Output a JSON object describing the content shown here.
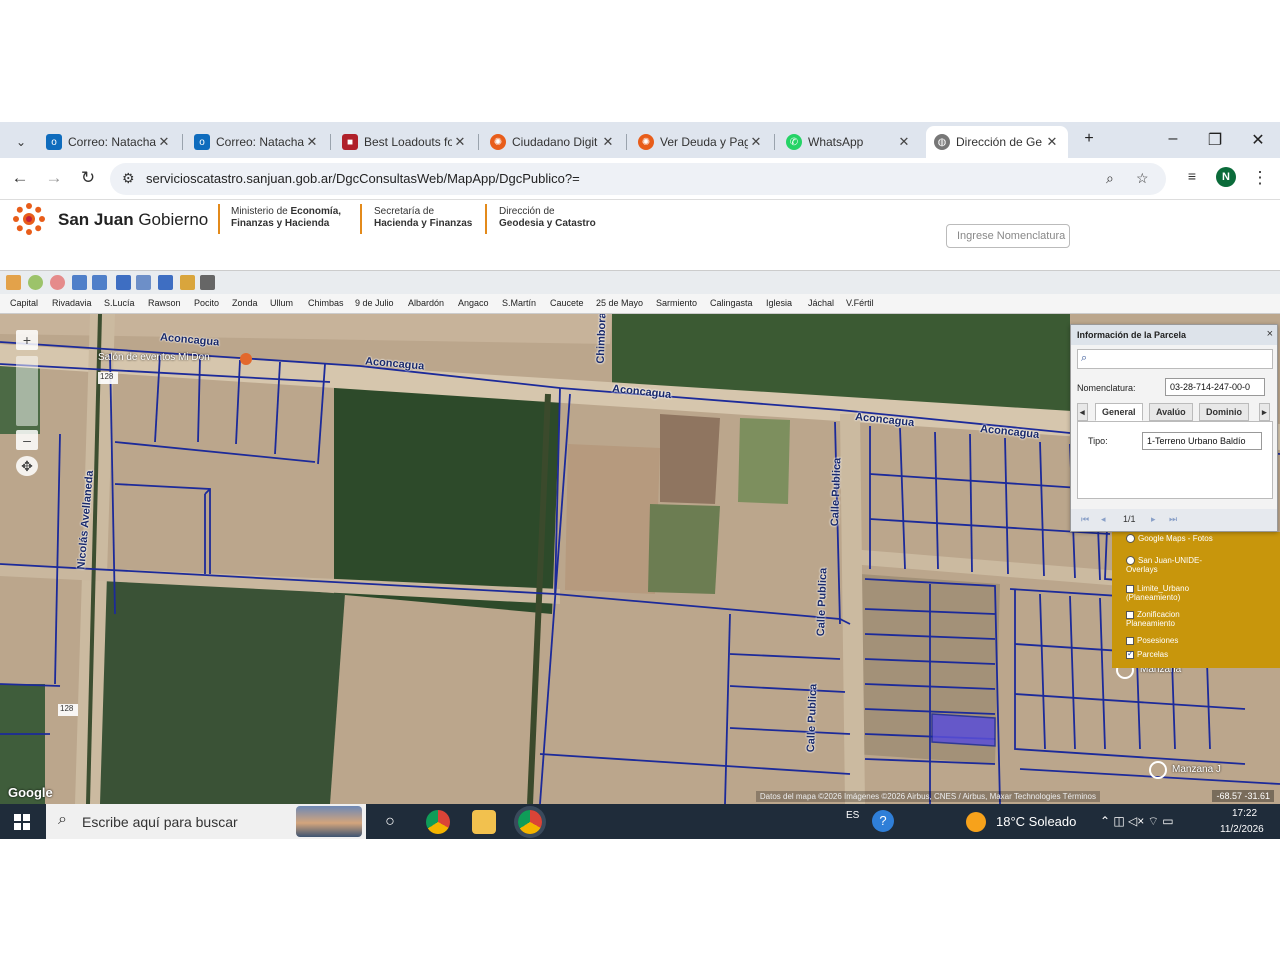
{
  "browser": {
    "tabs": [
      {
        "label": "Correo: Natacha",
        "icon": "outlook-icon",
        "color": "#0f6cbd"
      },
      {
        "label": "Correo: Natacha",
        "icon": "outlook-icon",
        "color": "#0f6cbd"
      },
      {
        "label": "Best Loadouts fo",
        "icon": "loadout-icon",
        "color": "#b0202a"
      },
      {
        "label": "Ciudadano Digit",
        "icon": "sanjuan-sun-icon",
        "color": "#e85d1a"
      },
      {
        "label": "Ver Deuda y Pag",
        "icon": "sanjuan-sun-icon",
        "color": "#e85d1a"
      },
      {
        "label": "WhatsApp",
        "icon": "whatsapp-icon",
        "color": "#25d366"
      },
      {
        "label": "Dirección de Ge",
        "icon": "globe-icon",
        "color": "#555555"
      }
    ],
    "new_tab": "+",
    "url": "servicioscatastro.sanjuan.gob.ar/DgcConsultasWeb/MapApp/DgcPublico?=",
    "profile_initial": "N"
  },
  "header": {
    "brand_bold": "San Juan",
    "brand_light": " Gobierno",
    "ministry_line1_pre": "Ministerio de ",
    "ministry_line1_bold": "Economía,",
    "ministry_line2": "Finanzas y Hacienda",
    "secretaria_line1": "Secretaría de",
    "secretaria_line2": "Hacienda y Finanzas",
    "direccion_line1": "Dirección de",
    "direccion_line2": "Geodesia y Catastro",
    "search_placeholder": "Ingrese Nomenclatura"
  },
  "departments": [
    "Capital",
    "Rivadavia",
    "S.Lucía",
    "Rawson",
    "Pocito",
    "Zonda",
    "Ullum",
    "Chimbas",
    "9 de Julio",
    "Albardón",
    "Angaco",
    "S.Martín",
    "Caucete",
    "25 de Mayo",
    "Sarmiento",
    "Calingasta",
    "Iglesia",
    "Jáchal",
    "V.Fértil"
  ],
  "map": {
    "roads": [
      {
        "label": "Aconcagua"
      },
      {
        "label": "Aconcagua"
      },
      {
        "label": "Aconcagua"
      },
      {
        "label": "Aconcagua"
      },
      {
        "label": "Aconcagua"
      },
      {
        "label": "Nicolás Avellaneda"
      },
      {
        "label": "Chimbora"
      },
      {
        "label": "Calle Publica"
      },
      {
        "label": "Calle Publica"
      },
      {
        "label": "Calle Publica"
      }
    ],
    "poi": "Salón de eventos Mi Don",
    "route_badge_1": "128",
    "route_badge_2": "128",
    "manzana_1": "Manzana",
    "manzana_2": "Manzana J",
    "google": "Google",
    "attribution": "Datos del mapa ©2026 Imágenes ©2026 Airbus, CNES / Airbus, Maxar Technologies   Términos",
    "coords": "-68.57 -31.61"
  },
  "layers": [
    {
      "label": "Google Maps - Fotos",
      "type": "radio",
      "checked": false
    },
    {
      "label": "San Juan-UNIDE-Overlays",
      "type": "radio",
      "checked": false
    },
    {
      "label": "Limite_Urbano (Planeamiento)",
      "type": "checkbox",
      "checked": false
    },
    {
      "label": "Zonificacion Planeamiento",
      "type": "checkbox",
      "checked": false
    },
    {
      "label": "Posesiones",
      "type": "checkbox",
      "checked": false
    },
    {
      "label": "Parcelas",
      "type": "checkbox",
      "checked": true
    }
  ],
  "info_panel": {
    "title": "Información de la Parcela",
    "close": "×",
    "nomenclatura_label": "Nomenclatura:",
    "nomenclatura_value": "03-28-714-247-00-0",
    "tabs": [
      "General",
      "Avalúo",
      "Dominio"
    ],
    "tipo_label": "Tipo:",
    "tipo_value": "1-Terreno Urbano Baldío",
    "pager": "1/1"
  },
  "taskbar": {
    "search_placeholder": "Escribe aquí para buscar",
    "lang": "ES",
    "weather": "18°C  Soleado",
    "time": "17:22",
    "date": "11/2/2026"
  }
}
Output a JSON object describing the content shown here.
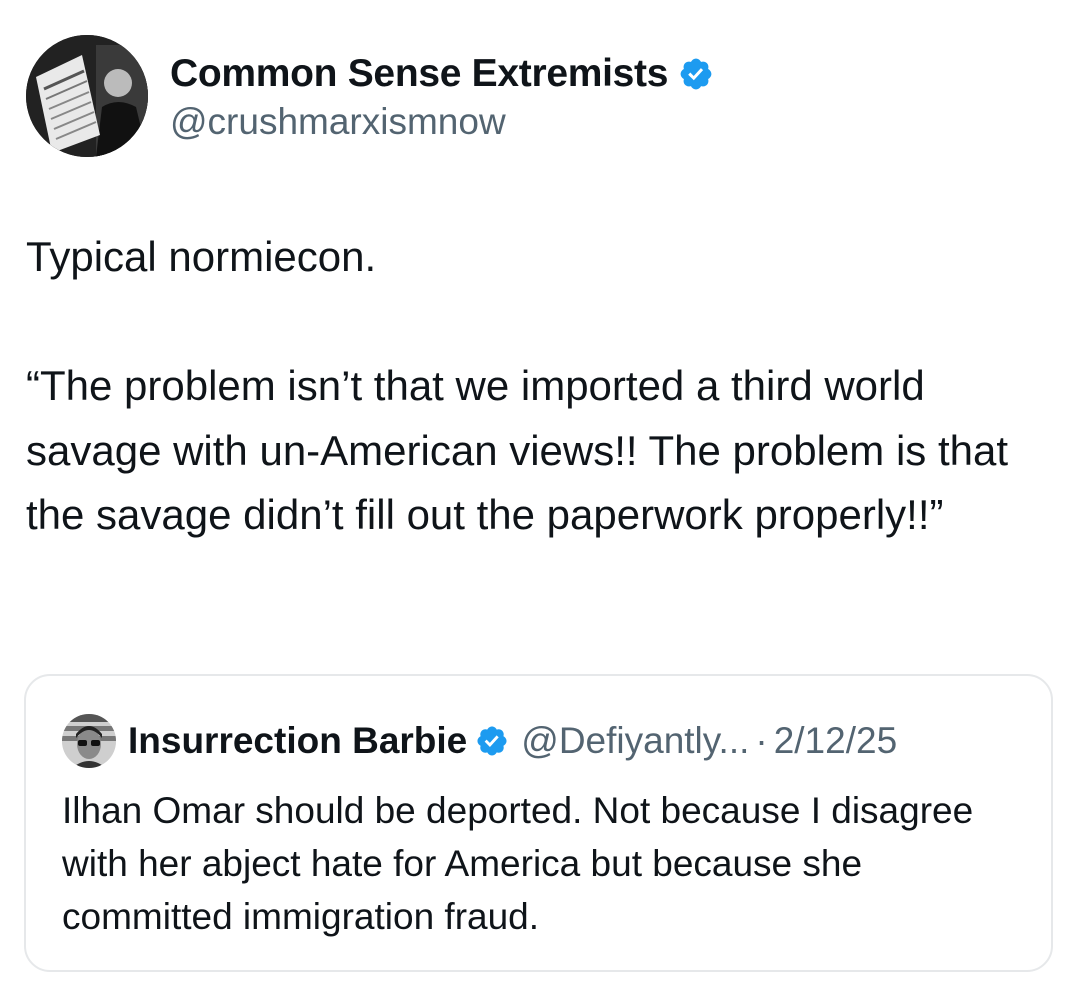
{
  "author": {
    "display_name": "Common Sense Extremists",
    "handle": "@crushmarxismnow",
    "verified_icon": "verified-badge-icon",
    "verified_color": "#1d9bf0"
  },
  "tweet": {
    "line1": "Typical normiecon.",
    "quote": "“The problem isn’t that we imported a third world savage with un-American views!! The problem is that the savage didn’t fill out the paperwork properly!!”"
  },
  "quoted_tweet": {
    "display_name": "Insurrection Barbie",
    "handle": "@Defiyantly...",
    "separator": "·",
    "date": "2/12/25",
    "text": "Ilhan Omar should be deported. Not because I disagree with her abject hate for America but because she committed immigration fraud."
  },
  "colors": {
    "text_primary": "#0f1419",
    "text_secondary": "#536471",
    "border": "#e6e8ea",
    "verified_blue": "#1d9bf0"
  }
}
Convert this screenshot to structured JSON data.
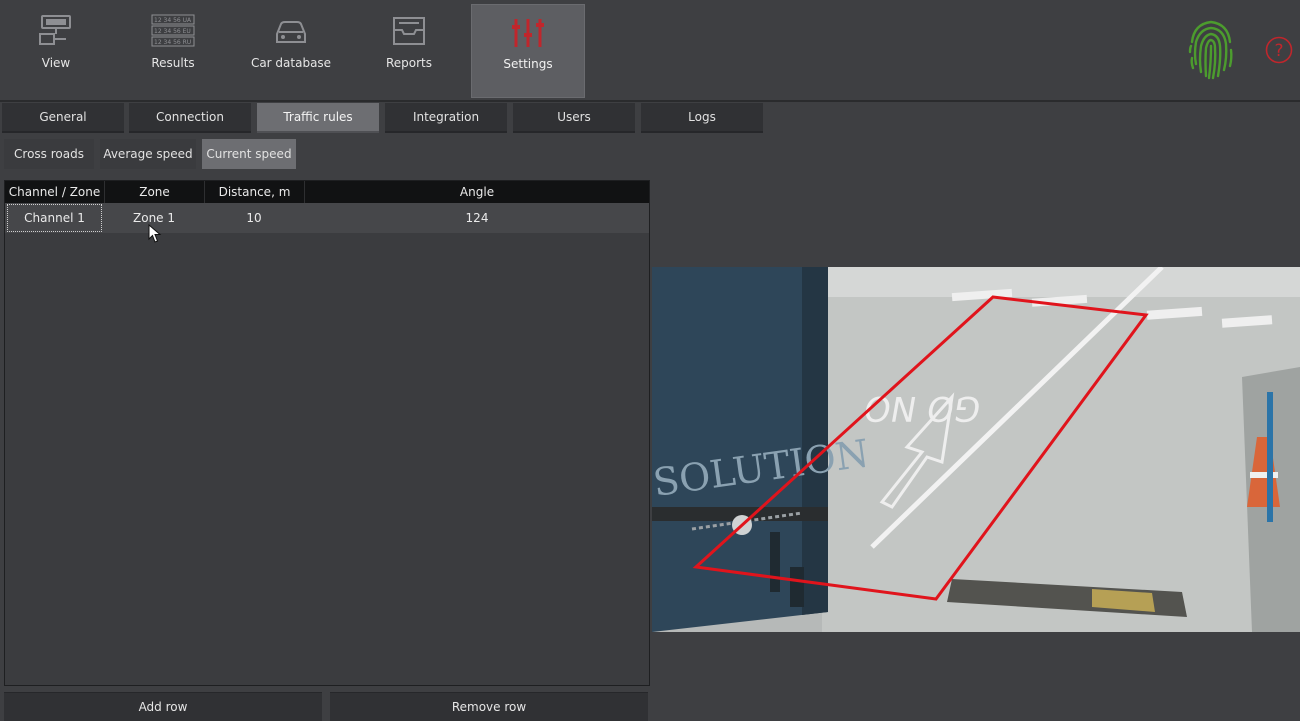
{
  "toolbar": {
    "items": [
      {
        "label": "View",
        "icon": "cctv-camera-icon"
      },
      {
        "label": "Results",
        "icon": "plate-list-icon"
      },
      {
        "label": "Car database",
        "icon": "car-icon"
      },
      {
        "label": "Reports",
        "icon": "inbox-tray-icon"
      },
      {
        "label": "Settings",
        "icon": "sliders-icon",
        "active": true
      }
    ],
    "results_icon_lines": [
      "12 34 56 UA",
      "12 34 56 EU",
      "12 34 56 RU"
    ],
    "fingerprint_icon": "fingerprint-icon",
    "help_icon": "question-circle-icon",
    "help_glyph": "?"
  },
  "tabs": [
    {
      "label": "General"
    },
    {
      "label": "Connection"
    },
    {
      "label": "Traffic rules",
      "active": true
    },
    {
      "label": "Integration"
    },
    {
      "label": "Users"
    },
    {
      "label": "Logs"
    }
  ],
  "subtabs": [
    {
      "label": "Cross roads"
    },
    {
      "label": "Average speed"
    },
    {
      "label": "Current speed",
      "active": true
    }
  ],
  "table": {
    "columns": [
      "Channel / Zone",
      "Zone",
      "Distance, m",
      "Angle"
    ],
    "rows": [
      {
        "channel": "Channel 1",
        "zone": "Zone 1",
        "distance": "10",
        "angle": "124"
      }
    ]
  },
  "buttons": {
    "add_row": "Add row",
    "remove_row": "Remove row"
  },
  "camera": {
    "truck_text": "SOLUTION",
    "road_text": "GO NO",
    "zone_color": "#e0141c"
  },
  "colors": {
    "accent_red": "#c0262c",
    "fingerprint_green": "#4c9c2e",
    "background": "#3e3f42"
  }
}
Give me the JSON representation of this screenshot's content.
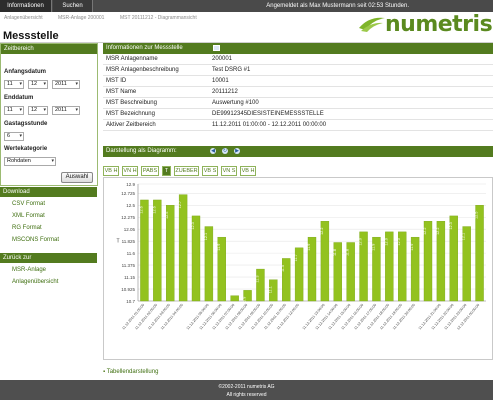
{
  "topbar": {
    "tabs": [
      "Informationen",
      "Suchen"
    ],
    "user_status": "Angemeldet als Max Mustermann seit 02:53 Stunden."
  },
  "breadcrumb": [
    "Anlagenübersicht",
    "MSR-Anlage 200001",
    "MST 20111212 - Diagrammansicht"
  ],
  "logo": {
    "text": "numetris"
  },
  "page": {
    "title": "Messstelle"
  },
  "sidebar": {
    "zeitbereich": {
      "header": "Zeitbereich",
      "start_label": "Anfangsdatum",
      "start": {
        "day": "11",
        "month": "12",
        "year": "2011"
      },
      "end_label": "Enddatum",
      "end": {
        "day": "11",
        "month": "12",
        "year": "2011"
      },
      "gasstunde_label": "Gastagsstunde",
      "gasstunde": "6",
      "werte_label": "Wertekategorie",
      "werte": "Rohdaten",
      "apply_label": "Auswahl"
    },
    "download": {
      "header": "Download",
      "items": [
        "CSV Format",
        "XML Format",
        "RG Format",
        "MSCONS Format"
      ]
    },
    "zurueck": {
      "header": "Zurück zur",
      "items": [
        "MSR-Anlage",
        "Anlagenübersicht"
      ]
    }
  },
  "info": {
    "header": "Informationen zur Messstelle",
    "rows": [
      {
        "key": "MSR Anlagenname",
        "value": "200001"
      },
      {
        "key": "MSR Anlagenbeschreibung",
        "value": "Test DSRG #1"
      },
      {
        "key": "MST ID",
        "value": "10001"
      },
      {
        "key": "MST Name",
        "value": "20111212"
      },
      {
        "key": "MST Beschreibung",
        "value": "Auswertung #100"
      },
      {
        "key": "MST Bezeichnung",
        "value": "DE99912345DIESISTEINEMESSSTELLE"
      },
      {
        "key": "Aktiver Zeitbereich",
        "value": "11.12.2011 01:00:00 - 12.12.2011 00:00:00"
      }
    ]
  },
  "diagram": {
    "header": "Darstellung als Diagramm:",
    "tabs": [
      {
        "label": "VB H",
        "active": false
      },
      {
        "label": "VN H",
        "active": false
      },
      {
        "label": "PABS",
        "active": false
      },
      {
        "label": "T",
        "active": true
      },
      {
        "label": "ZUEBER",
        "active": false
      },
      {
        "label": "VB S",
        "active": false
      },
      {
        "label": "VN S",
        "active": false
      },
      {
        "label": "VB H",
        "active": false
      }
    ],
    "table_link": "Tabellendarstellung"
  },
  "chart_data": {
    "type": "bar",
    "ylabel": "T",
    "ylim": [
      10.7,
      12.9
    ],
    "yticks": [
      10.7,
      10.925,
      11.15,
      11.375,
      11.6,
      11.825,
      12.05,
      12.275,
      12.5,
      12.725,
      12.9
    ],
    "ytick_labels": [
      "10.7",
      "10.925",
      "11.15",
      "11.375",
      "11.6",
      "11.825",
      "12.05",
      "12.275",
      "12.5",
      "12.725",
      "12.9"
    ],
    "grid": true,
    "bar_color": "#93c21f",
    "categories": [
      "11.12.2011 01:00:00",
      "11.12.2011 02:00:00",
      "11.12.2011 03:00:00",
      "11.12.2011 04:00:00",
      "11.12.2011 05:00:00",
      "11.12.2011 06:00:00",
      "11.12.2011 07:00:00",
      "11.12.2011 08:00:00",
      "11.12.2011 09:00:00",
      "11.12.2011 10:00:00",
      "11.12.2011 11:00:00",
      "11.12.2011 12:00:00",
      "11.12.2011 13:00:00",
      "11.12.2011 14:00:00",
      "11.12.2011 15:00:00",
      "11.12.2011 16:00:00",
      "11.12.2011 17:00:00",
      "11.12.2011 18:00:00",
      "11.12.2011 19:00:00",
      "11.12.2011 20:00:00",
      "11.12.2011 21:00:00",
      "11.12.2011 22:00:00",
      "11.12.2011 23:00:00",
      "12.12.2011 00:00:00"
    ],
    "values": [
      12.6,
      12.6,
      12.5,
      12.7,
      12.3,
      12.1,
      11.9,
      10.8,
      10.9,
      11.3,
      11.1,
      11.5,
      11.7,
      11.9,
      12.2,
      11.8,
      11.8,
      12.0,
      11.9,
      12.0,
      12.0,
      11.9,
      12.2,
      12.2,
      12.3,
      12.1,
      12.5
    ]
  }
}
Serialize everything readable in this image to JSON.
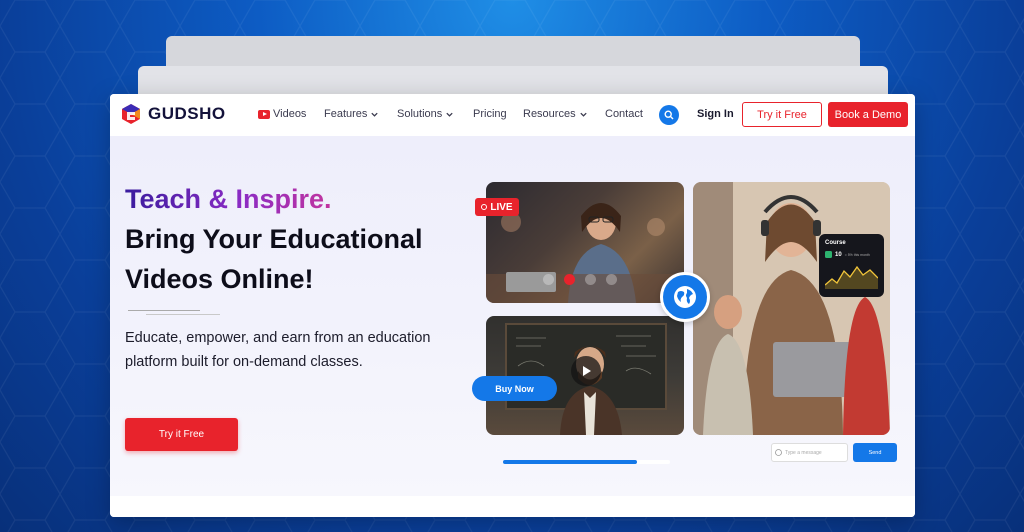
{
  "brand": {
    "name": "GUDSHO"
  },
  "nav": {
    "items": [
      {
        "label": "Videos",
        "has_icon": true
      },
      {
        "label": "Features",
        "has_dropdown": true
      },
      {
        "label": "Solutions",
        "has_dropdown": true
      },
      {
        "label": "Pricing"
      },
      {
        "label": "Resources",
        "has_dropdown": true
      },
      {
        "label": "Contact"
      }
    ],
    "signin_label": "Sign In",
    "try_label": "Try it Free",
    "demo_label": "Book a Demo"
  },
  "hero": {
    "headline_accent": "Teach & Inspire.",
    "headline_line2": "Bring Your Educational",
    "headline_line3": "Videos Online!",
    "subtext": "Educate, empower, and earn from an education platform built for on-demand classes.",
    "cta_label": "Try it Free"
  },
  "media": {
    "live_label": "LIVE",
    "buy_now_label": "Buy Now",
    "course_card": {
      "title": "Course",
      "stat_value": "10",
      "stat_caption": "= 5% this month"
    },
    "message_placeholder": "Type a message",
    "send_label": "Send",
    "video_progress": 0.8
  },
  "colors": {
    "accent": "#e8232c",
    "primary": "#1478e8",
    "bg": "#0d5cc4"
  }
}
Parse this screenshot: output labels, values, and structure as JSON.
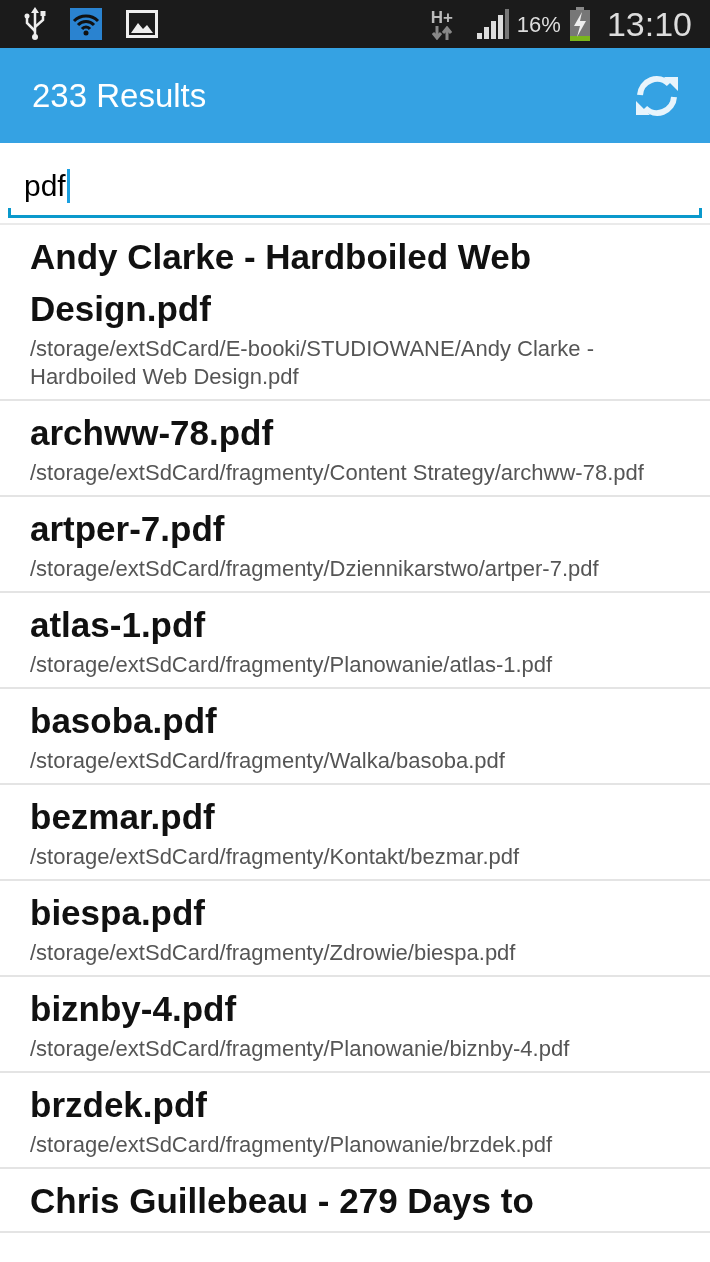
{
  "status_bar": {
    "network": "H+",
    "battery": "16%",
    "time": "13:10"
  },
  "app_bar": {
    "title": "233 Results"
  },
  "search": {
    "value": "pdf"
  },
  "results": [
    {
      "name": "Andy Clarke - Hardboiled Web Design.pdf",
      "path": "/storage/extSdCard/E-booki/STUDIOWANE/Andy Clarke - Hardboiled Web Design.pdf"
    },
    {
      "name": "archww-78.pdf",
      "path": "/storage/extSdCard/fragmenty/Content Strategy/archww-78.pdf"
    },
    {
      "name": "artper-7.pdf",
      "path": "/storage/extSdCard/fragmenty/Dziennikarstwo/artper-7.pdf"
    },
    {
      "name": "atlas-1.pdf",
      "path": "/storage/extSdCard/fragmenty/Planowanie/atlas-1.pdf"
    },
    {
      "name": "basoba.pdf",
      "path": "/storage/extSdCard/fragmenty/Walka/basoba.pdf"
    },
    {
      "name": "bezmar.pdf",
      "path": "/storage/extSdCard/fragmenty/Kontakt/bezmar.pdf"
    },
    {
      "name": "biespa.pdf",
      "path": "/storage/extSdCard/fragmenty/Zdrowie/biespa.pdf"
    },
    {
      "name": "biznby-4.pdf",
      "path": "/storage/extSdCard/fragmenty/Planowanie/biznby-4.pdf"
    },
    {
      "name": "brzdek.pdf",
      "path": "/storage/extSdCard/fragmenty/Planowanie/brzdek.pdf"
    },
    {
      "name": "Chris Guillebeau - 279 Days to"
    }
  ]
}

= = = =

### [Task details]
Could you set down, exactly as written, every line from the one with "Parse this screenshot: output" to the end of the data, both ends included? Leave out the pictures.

### [Solution for this exercise]
Parse this screenshot: output labels, values, and structure as JSON.
{
  "status_bar": {
    "network": "H+",
    "battery": "16%",
    "time": "13:10"
  },
  "app_bar": {
    "title": "233 Results"
  },
  "search": {
    "value": "pdf"
  },
  "results": [
    {
      "name": "Andy Clarke - Hardboiled Web Design.pdf",
      "path": "/storage/extSdCard/E-booki/STUDIOWANE/Andy Clarke - Hardboiled Web Design.pdf"
    },
    {
      "name": "archww-78.pdf",
      "path": "/storage/extSdCard/fragmenty/Content Strategy/archww-78.pdf"
    },
    {
      "name": "artper-7.pdf",
      "path": "/storage/extSdCard/fragmenty/Dziennikarstwo/artper-7.pdf"
    },
    {
      "name": "atlas-1.pdf",
      "path": "/storage/extSdCard/fragmenty/Planowanie/atlas-1.pdf"
    },
    {
      "name": "basoba.pdf",
      "path": "/storage/extSdCard/fragmenty/Walka/basoba.pdf"
    },
    {
      "name": "bezmar.pdf",
      "path": "/storage/extSdCard/fragmenty/Kontakt/bezmar.pdf"
    },
    {
      "name": "biespa.pdf",
      "path": "/storage/extSdCard/fragmenty/Zdrowie/biespa.pdf"
    },
    {
      "name": "biznby-4.pdf",
      "path": "/storage/extSdCard/fragmenty/Planowanie/biznby-4.pdf"
    },
    {
      "name": "brzdek.pdf",
      "path": "/storage/extSdCard/fragmenty/Planowanie/brzdek.pdf"
    },
    {
      "name": "Chris Guillebeau - 279 Days to"
    }
  ]
}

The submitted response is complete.